I just reported on my show that LeBron James is heading to S. Beach -- with Chris Bosh -- to team with Dwayne Wade and Pat Riley.
That, my friends, is the golden goose. The dream scenario. That's when you start buying blank rafter banners in bulk. That's something that, as Greg Cote writes in today's Miami Herald, would supplant the Dolphins as the biggest team in town. But what of the New York Times then? A report from Chris Broussard and Marc Stein would seem to indicate that some type of pow-wow was going on between the three, corroborating one of these two reports. Considering ESPN's reluctance to tie in LeBron James and the Heat, it's a bit shocking to read, especially so close to the deadline. However, that report was immediately called into question by the Associated Press' Tim Reynolds, with an assist from the Miami Herald's Mike Wallace:
Summit? I talked to Bosh in Miami, so he was here, yes. LBJ, unknown. D-Wade, Mike Wallace talked to him in Chicago. So who knows?
NO ONE. NO ONE KNOWS ANYTHING RIGHT NOW. That's the point of this meandering walk through the day's reportage. People will have sources, and eventually one of those sources will be right. But right now, I highly doubt anyone outside of Dwyane Wade has a firm idea of what they want to do. So how would reporters, speaking through backchannels who claim to speak for the players, be able to report anything of value? Again, it's not slamming the reporters doing their job. They can't be expected to just sit on their hands and wait for a press conference. But to the people hanging on every report coming out, I caution you now. Odds are you'll be believing something wrong. It's impossible to just sit back and wait.
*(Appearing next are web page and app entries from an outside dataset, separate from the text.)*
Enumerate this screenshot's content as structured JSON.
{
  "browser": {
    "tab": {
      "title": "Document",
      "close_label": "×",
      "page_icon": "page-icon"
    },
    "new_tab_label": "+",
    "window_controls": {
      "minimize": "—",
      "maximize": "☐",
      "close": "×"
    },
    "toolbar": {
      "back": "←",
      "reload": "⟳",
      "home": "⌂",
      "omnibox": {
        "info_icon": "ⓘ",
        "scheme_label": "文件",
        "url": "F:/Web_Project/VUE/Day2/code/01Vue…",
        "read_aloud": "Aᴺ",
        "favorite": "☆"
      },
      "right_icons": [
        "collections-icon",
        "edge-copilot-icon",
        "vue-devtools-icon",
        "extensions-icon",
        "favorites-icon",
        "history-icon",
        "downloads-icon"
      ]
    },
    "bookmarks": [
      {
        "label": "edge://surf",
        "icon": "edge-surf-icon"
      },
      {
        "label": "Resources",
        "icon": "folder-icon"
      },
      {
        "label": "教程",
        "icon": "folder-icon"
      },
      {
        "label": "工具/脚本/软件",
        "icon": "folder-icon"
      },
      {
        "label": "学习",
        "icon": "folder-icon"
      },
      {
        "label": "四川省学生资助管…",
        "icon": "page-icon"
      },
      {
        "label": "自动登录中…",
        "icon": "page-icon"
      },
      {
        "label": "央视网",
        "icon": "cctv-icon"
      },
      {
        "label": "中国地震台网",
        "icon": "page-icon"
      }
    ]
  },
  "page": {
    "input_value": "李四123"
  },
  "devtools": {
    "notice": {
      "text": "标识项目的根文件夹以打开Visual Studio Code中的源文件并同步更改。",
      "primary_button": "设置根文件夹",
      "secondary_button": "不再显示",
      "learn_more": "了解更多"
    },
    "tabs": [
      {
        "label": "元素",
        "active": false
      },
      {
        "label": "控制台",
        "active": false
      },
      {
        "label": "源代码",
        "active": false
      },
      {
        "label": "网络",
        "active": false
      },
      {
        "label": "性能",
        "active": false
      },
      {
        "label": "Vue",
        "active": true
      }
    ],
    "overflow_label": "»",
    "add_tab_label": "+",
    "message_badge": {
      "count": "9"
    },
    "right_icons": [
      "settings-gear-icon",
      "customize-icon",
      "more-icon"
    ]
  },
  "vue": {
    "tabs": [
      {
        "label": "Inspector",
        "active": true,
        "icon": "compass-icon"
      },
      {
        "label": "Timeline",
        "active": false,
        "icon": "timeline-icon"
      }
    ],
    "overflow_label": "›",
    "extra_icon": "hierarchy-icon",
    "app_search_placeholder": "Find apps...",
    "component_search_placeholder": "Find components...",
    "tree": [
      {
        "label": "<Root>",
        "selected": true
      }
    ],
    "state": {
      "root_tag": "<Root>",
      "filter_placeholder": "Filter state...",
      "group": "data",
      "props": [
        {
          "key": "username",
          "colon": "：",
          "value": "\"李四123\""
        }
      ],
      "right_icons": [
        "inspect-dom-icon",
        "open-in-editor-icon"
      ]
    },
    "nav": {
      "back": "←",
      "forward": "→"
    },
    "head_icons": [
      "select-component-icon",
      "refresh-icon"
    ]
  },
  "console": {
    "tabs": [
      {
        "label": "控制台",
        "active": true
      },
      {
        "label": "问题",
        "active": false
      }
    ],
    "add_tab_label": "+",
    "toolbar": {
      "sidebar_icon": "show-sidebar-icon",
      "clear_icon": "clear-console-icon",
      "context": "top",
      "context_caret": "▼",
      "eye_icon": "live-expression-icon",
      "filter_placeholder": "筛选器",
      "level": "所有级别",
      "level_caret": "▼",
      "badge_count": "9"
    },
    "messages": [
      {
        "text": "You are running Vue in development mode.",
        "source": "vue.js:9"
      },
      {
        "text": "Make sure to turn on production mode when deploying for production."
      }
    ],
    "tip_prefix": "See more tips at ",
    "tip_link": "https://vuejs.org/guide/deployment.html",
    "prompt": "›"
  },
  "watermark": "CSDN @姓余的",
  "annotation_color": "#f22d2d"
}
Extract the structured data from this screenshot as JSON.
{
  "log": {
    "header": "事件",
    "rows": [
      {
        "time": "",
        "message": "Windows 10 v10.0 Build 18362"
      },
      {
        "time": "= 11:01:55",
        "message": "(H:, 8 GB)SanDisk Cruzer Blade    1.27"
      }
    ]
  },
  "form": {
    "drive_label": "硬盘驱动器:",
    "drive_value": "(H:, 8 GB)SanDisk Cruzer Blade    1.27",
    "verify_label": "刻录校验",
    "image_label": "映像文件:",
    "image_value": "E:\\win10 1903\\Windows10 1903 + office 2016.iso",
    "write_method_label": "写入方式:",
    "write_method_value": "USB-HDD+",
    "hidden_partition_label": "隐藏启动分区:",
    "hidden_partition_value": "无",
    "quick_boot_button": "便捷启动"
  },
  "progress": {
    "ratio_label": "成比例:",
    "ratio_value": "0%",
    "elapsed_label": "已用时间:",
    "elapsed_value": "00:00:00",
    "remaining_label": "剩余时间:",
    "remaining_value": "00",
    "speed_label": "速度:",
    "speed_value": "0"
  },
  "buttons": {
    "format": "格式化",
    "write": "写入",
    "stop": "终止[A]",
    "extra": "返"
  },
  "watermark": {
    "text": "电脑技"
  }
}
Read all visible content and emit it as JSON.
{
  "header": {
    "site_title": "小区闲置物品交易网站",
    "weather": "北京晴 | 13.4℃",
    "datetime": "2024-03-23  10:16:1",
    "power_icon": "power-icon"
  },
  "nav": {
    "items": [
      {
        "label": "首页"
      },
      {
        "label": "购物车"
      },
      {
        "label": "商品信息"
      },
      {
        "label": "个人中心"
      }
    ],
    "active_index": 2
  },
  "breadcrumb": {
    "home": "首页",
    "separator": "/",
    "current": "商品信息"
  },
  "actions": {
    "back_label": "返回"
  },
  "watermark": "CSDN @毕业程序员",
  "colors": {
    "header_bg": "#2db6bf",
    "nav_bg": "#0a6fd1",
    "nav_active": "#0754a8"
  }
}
But just keep this post in mind when you see a report from someone that gets your britches in a knot. We're a long way from putting ink to paper for any of these's players.